The cost of reducing the top rate of income tax on earned income to 50 per cent., 45 per cent. and 40 per cent. would be about £235 million, £330 million and £460 million respectively at 1976–77 levels of income. The costs if applied to both earned and investment income would be about £430 million, £570 million and £760 million respectively, assuming that the restriction to the maximum rates excludes the investment incomes surcharge. To apply the maximum rate to earned and investment income on the basis that the restriction includes the investment income surcharge would involve complex calculations, and regretfully it has only been possible to provide a figure in respect of a 50 per cent. maximum. The cost on this basis at 1976–77 levels of income would be

clerical employees. Following is the information for August 1976, the latest date for which an industrial analysis of the unemployed is available. This analysis of the unemployment is available. This analysis is normally made quarterly but because of industrial action by some staff in the Department of Employment Group, information for November 1976 is not available.

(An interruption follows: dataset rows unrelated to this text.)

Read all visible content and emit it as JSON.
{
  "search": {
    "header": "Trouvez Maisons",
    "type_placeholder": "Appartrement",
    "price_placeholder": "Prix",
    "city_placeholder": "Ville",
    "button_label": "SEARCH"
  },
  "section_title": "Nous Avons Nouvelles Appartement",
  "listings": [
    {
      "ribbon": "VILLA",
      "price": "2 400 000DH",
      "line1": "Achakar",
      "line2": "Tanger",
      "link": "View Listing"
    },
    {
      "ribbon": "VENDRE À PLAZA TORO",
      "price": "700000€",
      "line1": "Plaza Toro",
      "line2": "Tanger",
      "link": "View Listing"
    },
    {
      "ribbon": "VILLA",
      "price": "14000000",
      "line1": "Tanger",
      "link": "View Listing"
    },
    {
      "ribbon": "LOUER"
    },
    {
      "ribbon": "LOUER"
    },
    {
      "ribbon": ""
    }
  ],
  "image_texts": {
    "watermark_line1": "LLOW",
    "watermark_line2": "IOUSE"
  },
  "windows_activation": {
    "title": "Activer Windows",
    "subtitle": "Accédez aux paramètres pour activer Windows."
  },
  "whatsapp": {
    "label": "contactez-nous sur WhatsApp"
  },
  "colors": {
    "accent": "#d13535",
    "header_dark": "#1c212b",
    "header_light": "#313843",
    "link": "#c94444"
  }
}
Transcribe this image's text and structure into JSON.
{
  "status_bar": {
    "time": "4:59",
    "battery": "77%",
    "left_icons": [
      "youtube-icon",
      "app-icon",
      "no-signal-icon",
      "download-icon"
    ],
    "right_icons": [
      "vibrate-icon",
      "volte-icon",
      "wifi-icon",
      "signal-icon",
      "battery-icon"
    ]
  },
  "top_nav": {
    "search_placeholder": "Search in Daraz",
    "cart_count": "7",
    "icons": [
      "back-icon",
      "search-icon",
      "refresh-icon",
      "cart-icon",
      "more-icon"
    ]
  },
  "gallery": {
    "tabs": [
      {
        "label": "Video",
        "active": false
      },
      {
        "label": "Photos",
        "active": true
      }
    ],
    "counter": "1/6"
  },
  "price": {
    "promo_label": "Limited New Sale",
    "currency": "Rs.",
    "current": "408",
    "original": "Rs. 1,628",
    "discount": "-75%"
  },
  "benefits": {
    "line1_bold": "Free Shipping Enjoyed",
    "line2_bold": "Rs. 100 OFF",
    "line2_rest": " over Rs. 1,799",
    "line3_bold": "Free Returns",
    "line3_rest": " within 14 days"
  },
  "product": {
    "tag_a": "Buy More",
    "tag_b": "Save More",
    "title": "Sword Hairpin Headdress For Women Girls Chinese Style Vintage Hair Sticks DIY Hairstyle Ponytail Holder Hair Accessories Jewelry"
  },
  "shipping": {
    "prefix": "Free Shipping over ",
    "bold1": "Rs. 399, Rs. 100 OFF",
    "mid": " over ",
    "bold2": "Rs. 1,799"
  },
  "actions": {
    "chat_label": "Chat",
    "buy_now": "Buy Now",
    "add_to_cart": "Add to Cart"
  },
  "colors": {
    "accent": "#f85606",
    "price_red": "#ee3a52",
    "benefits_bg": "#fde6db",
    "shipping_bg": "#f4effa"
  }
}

£630 million. This assumes that investment income is treated as the top slice of a mixed income.